Taranto aleatorio

María del Mar Suárez, La Chachi

Choreographer María del Mar Suárez (aka La Chachi) and singer Lola Dolores could as easily be sitting on a Mediterranean terrace as under a theatre spotlight. Nonchalantly rolling cigarettes, spitting out  sunflower seed shells, and bobbing their heads to their own internal soundtracks, they appear blissfully unbothered by the audience watching them.

Indifference to observation permeates Taranto Aleatorio as the performers generate passionate, fiery, and at times melancholic flamenco rhythms physically and vocally. There are moments when they face the audience – La Chachi confronts us with pounding feet and clicking fingers – yet mostly they seem to be performing for their own pleasure, casting their gazes inwards and contorting their faces into caricatured expressions of enjoyment. 

While in other circumstances this could be alienating, Suárez and Dolores’ self-indulgence is highly amusing, probably even more so for Spanish-speakers and flamenco aficionados who understand the evident in-jokes. As they head off stage after their bow, singing and stamping all the way, I’m desperate to follow them and join their vivacious two-woman party.

Emily May

As we walk in, we’re sized up by two chin-jutting, sassy-seeming women sitting front of stage on fold-away orange metal chairs. They’re dressed in billowy, shiny shell-suits. The one in blue is gleefully spitting out sunflower seed skins, while the other, in black, nonchalantly rolls a cigarette. Both morph between aloof defiance and teenage strop.

Suddenly, as if from nowhere, a reverberating note fills the auditorium. It’s the first raw and powerful strains of Lola Dolores, the performer in black’s Taranto, a form of flamenco lament parred down to just voice. Her song is joined by María del Mar Suárez/LaChachi, dancer and choreographer’s stamp and ripple of red shoes. The sister-like pair’s percussive dialogue – at once questioning, echoing, confronting, and occasionally comforting – is pure compressed energy, perforated with spontaneous explosions of emotional wildness and rare, pin-drop silences. There’s a blink-and-you-miss flash of hip-hop and another of funk.
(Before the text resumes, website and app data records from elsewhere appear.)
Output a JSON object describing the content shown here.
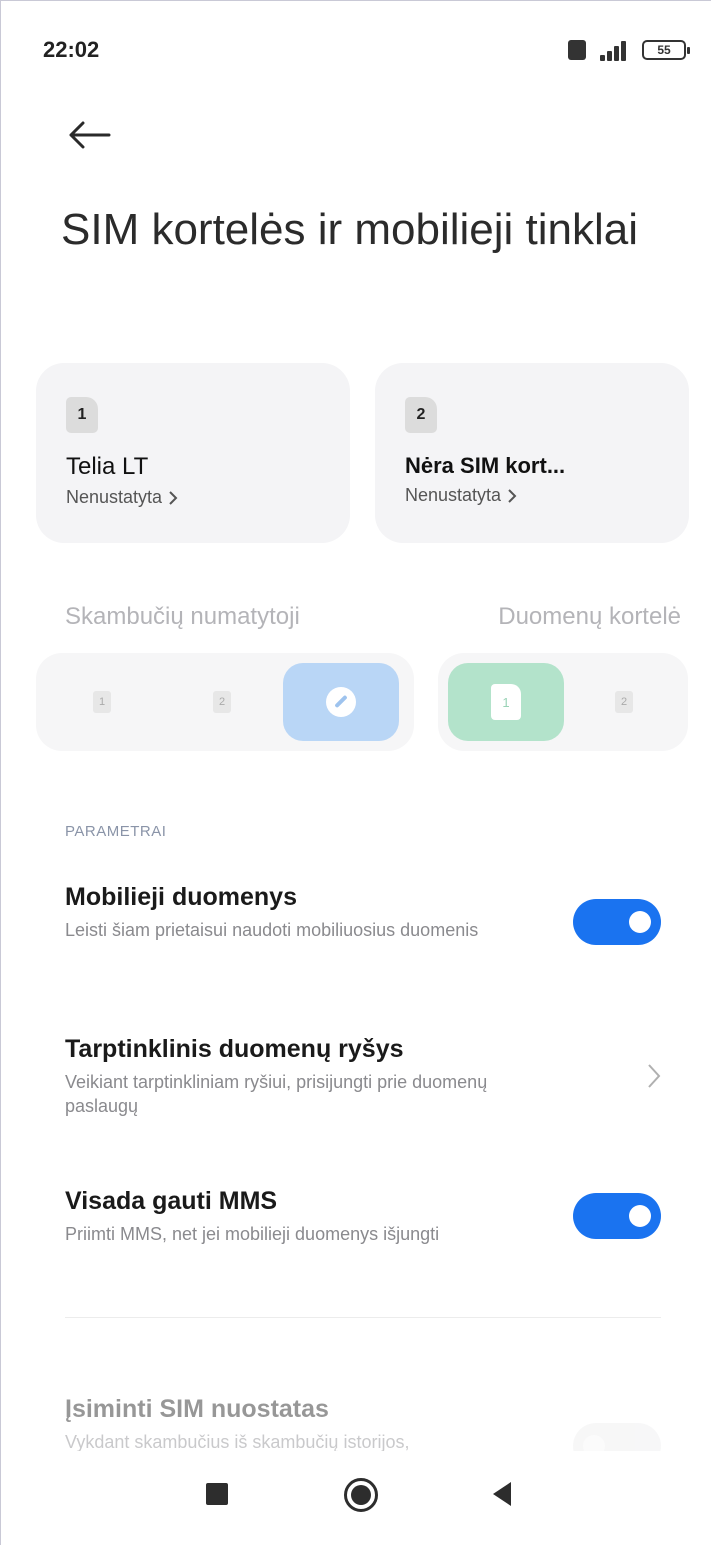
{
  "status_bar": {
    "time": "22:02",
    "battery": "55"
  },
  "page": {
    "title": "SIM kortelės ir mobilieji tinklai"
  },
  "sim_cards": [
    {
      "slot": "1",
      "name": "Telia LT",
      "status": "Nenustatyta"
    },
    {
      "slot": "2",
      "name": "Nėra SIM kort...",
      "status": "Nenustatyta"
    }
  ],
  "defaults": {
    "calls_label": "Skambučių numatytoji",
    "data_label": "Duomenų kortelė",
    "calls_options": [
      "1",
      "2"
    ],
    "data_options": [
      "1",
      "2"
    ],
    "calls_selected": "ask",
    "data_selected": "1"
  },
  "section": {
    "header": "PARAMETRAI"
  },
  "settings": [
    {
      "title": "Mobilieji duomenys",
      "subtitle": "Leisti šiam prietaisui naudoti mobiliuosius duomenis",
      "type": "toggle",
      "on": true
    },
    {
      "title": "Tarptinklinis duomenų ryšys",
      "subtitle": "Veikiant tarptinkliniam ryšiui, prisijungti prie duomenų paslaugų",
      "type": "chevron"
    },
    {
      "title": "Visada gauti MMS",
      "subtitle": "Priimti MMS, net jei mobilieji duomenys išjungti",
      "type": "toggle",
      "on": true
    },
    {
      "title": "Įsiminti SIM nuostatas",
      "subtitle": "Vykdant skambučius iš skambučių istorijos,",
      "type": "toggle",
      "on": false
    }
  ],
  "colors": {
    "accent": "#1a73f0",
    "calls_active": "#b9d6f6",
    "data_active": "#b3e3cb"
  },
  "icons": {
    "back": "arrow-left-icon",
    "nav_recents": "square-icon",
    "nav_home": "circle-icon",
    "nav_back": "triangle-left-icon"
  }
}
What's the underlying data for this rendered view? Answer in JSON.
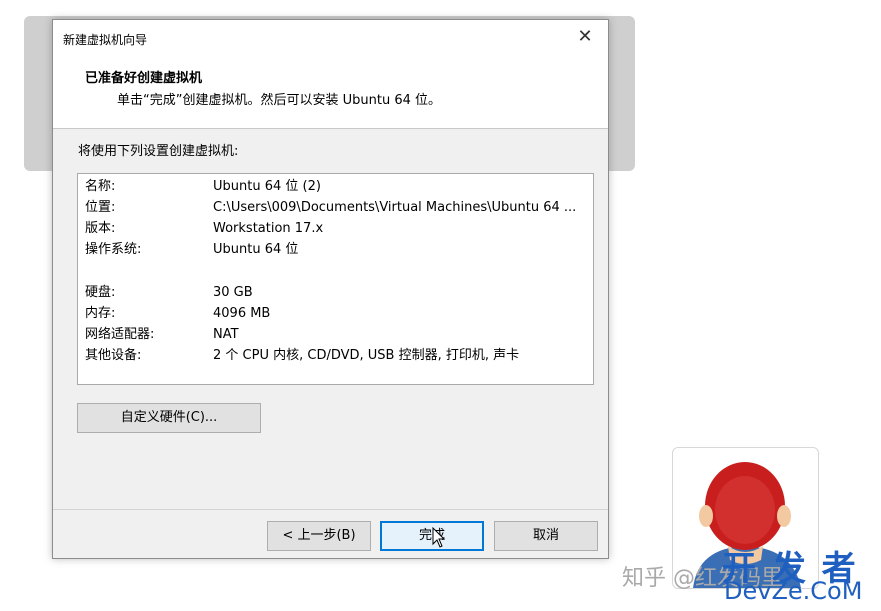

This fabulously radical, feminist flamenco dance-duel-duet knowingly plays with tradition but retains a soul-piercing depth. It had us on our feet at the end.

Oonagh Duckworth